Heritage Foundation Gives Senate Ed Bill a Failing Grade; House Bill a B+

WASHINGTON, DC—The conservative Heritage Foundation released two reports this week blasting a comprehensive education bill (S.1) that the Senate is supposed to consider soon. The bill would reauthorize the 1965 Elementary and Secondary Education Act, but Senate consideration has been stalled over funding issues. The conservative think tank said the bill approved by the Health, Education, Labor and Pensions Committee on March 8 "flunks the reform test." "Offering neither full accountability nor full flexibility, neither consolidation nor improvements to standing programs, the Senate committee bill merely represents a more expensive version of current law," said report author Krista Kafer.

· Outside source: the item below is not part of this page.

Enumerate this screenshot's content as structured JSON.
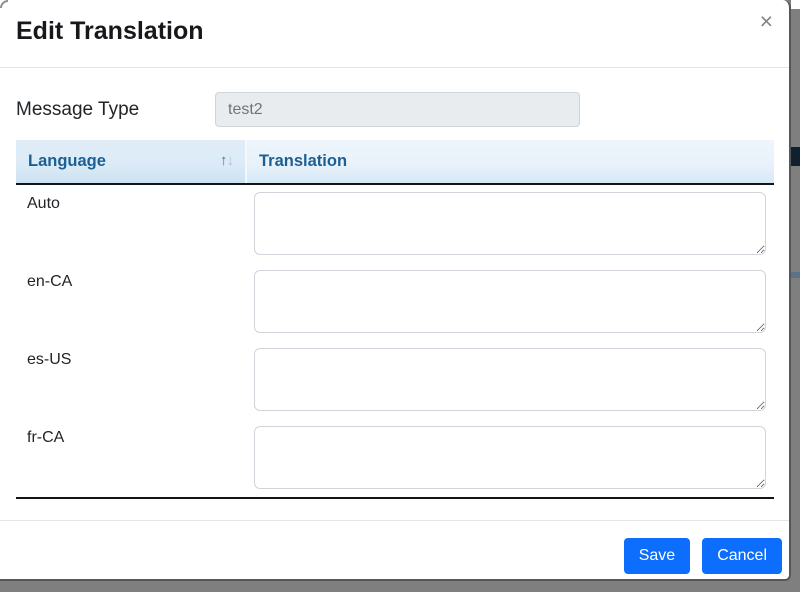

The House version (H.R. 1), which more fully incorporates President Bush's education proposals, received a B+ grade. Unlike the Senate bill, the House version includes a private school choice provision. While HSLDA does not support school voucher programs, we agree with the Heritage Foundation that the House bill in general offers the greatest degree of reform and returns more power to local schools and parents. It also would consolidate more federal education programs into fewer funding pools than the Senate bill.

The papers can be read below:

A Failing Grade for S. 1, the Senate Education Committee Bill

B+ for H.R. 1's Education Reforms

For further information on this issue, contact Doug Domenech, Executive Director of the National Center for Home Education at: 540.338.7600, or by fax 540.338.8606, or e-mail NationalCenter@hslda.org.

 Other Resources

H.R. 1—No Child Left Behind Act of 2001